A reader has pointed out that the bee I photographed in Golden Gate Park was probably a bumble bee, not a honey bee. I posted the photo last week in a blog about Golden Gate Park honey. That started me wondering how many varieties of bees there actually are in the park?! In any case, here’s an article to clear up the bumble/honey confusion, thanks to another, much more insect-knowledgeable blogger and photographer (Alex Wild). I hope I will recognize a bumble bee next time I see one in GG Park!
via How to tell the difference between honey bees and bumble bees – MYRMECOS – Insect Photography – Insect Pictures.
“If one taxonomic error is repeated in the media more than any other, it is the inability to distinguish between honey bees, Apis mellifera, and bumble bees, about 250 species in the genus Bombus. Such errors are frustratingly common for insects that should be easy to recognize. Here, for example, is a recent story that mistakes a bumble bee for a honey bee http://www.stuff.co.nz/environment/5754656/Keepers-keen-to-keep-close-tabs-on-bees, and here is one that does the opposite http://westranchbeacon.com/2011/08/the-flight-of-the-bumble-bee-why-are-they-disappearing/. Even the New York Times has stepped in this equivocation.
Both honey bees and bumble bees are among the most abundant flower-visiting insects in the northern hemisphere. How do we tell the difference? I’ve made a chart:
Bumble bees vary greatly in size, but they tend to be furry and relatively pudgy. These two bees are sisters from the same nest.

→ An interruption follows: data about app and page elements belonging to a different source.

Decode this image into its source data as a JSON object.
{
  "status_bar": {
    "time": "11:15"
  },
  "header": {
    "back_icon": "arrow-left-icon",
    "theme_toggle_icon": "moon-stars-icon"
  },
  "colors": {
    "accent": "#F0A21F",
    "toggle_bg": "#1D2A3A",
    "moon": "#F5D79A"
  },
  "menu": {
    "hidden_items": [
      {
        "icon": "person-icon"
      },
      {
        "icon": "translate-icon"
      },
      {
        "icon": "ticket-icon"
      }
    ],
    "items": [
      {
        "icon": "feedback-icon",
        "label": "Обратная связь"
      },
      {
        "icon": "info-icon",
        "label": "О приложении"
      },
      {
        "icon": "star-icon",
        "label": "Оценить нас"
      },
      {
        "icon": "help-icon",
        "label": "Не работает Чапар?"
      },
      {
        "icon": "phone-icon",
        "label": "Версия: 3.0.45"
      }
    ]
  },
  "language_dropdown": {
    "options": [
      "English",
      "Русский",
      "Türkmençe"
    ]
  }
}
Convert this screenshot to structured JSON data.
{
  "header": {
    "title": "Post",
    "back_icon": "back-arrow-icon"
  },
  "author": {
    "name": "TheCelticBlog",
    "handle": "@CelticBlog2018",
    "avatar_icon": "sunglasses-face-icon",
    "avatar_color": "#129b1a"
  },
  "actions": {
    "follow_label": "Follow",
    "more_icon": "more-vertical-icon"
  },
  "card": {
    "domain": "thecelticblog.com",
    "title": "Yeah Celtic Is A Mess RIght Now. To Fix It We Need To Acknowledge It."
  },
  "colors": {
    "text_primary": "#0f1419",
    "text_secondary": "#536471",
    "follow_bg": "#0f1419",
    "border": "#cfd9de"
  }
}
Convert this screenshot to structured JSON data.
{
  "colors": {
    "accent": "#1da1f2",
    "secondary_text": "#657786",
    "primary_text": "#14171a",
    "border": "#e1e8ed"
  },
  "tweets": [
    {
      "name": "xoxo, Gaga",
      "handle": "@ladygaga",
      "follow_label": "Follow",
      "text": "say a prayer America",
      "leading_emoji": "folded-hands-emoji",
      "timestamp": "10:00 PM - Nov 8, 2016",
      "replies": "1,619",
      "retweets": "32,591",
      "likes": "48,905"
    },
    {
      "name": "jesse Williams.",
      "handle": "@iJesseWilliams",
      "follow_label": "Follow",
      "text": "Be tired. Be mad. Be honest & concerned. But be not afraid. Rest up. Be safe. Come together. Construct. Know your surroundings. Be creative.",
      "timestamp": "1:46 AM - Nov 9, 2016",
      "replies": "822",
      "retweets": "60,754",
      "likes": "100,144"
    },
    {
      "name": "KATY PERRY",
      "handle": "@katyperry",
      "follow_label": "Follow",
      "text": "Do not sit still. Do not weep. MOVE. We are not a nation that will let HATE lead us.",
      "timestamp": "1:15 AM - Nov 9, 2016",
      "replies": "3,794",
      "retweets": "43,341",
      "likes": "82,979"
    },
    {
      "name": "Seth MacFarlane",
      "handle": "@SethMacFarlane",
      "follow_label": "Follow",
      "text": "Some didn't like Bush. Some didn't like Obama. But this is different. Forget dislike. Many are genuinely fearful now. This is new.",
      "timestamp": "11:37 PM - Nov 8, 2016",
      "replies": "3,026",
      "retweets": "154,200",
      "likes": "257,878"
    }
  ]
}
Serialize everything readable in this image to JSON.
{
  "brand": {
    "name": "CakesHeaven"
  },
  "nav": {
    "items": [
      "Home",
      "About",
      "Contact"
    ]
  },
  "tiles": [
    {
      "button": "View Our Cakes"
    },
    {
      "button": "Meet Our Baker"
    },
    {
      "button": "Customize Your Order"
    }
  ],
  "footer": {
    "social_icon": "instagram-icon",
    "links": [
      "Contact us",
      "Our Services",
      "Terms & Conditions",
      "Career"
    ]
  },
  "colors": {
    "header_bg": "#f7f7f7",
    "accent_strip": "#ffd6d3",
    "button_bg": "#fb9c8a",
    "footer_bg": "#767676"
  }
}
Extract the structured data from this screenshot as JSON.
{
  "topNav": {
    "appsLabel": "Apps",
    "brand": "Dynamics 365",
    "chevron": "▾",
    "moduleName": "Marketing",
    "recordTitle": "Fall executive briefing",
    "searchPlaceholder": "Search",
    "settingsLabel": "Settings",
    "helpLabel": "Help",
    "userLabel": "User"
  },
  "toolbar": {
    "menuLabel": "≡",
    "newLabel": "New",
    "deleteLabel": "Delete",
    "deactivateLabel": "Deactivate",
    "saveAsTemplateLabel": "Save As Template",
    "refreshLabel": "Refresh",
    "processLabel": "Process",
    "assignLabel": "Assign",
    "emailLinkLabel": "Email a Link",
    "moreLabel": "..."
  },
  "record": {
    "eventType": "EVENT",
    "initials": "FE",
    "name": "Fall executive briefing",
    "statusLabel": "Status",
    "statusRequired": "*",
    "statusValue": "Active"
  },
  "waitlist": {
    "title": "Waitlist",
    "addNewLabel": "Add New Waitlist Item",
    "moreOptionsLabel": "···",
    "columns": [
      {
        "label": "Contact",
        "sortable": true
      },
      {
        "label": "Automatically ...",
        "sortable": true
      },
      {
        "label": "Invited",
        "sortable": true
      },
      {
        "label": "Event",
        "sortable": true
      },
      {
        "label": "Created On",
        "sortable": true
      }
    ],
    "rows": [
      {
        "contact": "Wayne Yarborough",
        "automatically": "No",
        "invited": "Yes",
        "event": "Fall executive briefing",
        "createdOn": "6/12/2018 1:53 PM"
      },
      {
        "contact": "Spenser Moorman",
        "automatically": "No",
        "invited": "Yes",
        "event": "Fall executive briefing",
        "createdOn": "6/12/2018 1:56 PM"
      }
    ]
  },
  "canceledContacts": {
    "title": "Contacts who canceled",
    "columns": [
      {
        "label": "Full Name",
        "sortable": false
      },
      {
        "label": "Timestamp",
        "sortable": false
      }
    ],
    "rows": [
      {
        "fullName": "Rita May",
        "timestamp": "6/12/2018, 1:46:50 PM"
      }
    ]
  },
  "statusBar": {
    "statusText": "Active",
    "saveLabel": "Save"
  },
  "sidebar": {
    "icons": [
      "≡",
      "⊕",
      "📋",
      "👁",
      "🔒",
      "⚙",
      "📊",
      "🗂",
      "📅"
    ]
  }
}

Honey bees are slender and more wasp-like in appearance, bearing a stronger, more obvious pattern of stripes.”
Thanks! Great post. I didn’t realize bumble bees could be small, too.